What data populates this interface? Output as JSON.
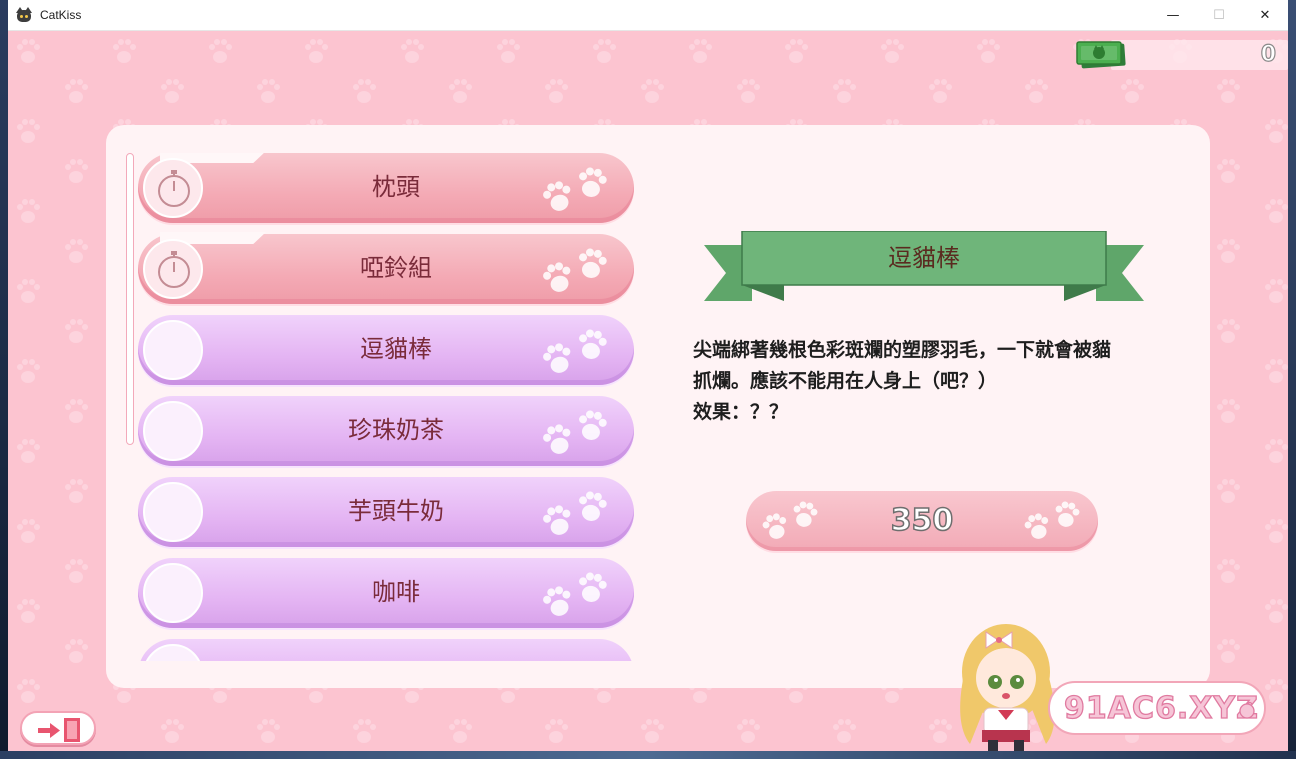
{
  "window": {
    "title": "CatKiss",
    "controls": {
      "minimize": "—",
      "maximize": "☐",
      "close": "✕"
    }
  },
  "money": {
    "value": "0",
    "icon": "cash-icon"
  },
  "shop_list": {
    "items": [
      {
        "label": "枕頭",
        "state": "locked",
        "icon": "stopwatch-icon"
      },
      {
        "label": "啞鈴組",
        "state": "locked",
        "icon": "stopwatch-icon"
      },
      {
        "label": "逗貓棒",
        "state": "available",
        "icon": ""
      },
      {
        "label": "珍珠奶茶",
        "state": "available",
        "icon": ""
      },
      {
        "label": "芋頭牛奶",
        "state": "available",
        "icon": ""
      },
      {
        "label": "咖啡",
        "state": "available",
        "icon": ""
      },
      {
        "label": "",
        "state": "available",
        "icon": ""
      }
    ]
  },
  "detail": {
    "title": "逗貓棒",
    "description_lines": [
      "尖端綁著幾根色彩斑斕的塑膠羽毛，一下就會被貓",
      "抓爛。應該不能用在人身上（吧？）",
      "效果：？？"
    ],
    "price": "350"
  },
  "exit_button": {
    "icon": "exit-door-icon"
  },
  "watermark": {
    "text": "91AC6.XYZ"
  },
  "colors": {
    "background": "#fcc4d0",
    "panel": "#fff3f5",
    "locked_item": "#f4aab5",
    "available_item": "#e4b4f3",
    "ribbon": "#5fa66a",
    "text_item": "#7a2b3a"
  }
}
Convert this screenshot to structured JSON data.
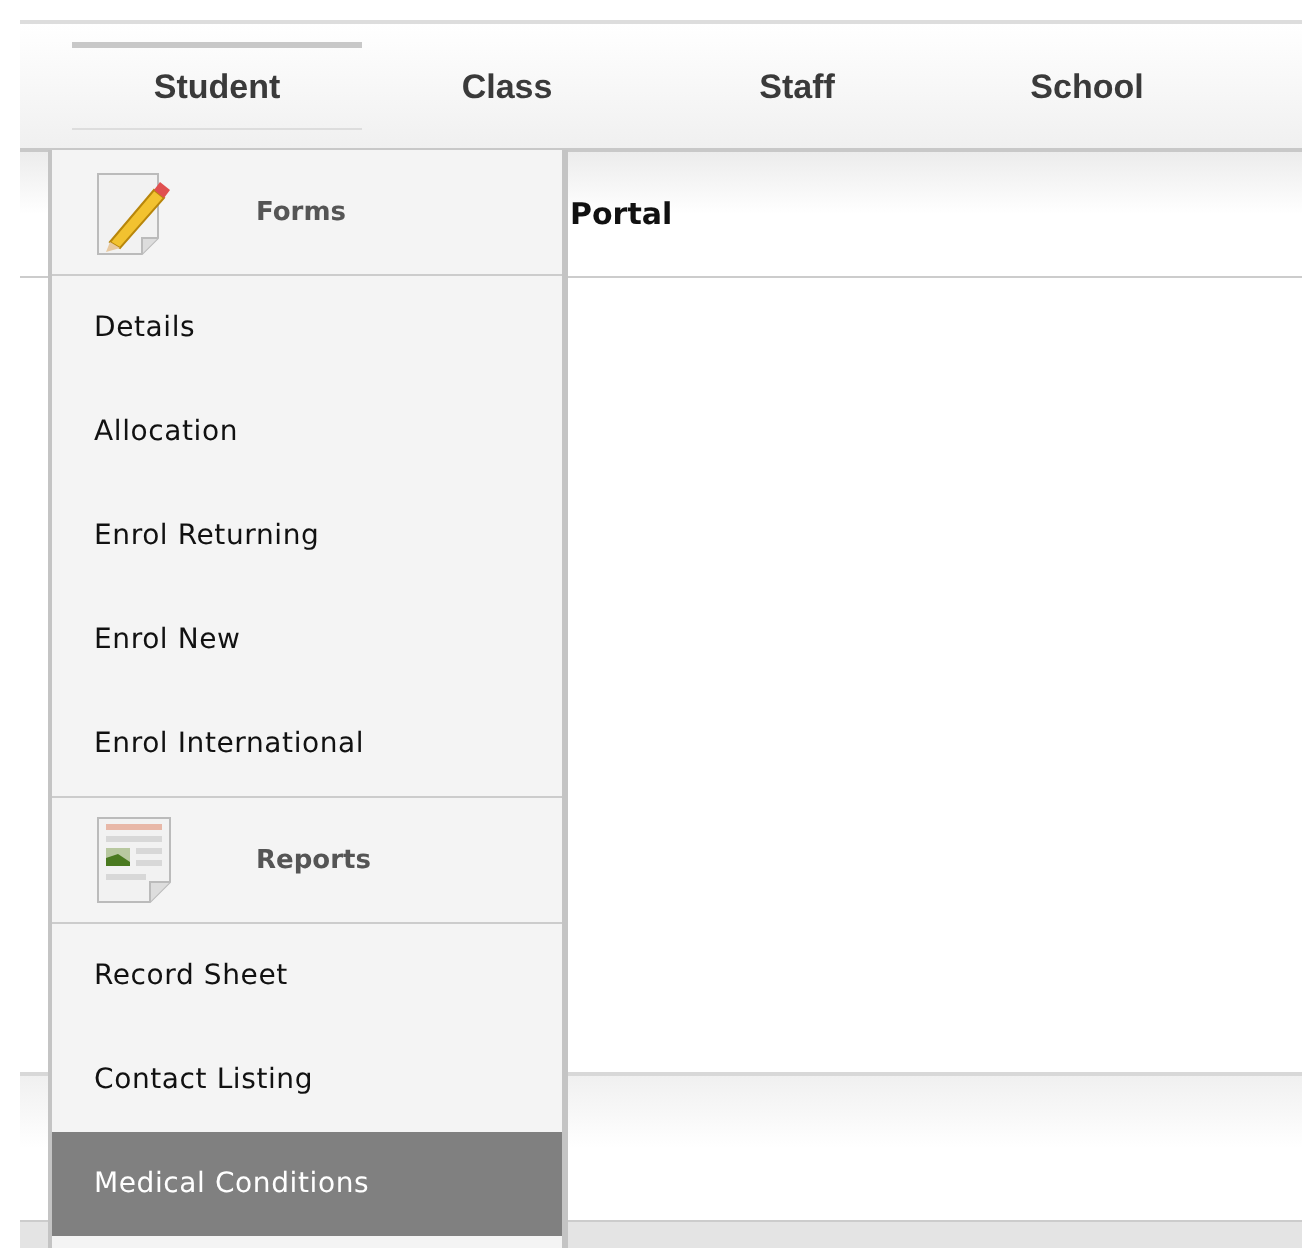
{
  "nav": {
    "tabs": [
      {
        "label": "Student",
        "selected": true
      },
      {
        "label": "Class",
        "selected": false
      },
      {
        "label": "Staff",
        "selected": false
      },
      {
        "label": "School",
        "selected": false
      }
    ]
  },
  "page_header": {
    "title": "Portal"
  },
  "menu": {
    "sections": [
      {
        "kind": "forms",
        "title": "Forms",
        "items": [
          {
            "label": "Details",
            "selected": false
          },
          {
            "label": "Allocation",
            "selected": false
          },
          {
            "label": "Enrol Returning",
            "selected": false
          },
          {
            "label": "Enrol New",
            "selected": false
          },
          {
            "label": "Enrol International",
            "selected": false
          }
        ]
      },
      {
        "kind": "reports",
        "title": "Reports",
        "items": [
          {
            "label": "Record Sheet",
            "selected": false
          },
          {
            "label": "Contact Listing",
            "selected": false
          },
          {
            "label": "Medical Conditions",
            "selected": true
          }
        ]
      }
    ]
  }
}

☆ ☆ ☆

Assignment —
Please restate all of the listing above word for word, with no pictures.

Your response —
What data populates this interface? Output as JSON.
{
  "window": {
    "title": "CatKiss",
    "controls": {
      "minimize": "—",
      "maximize": "☐",
      "close": "✕"
    }
  },
  "money": {
    "value": "0",
    "icon": "cash-icon"
  },
  "shop_list": {
    "items": [
      {
        "label": "枕頭",
        "state": "locked",
        "icon": "stopwatch-icon"
      },
      {
        "label": "啞鈴組",
        "state": "locked",
        "icon": "stopwatch-icon"
      },
      {
        "label": "逗貓棒",
        "state": "available",
        "icon": ""
      },
      {
        "label": "珍珠奶茶",
        "state": "available",
        "icon": ""
      },
      {
        "label": "芋頭牛奶",
        "state": "available",
        "icon": ""
      },
      {
        "label": "咖啡",
        "state": "available",
        "icon": ""
      },
      {
        "label": "",
        "state": "available",
        "icon": ""
      }
    ]
  },
  "detail": {
    "title": "逗貓棒",
    "description_lines": [
      "尖端綁著幾根色彩斑斕的塑膠羽毛，一下就會被貓",
      "抓爛。應該不能用在人身上（吧？）",
      "效果：？？"
    ],
    "price": "350"
  },
  "exit_button": {
    "icon": "exit-door-icon"
  },
  "watermark": {
    "text": "91AC6.XYZ"
  },
  "colors": {
    "background": "#fcc4d0",
    "panel": "#fff3f5",
    "locked_item": "#f4aab5",
    "available_item": "#e4b4f3",
    "ribbon": "#5fa66a",
    "text_item": "#7a2b3a"
  }
}
Convert this screenshot to structured JSON data.
{
  "nav": {
    "tabs": [
      {
        "label": "Student",
        "selected": true
      },
      {
        "label": "Class",
        "selected": false
      },
      {
        "label": "Staff",
        "selected": false
      },
      {
        "label": "School",
        "selected": false
      }
    ]
  },
  "page_header": {
    "title": "Portal"
  },
  "menu": {
    "sections": [
      {
        "kind": "forms",
        "title": "Forms",
        "items": [
          {
            "label": "Details",
            "selected": false
          },
          {
            "label": "Allocation",
            "selected": false
          },
          {
            "label": "Enrol Returning",
            "selected": false
          },
          {
            "label": "Enrol New",
            "selected": false
          },
          {
            "label": "Enrol International",
            "selected": false
          }
        ]
      },
      {
        "kind": "reports",
        "title": "Reports",
        "items": [
          {
            "label": "Record Sheet",
            "selected": false
          },
          {
            "label": "Contact Listing",
            "selected": false
          },
          {
            "label": "Medical Conditions",
            "selected": true
          }
        ]
      }
    ]
  }
}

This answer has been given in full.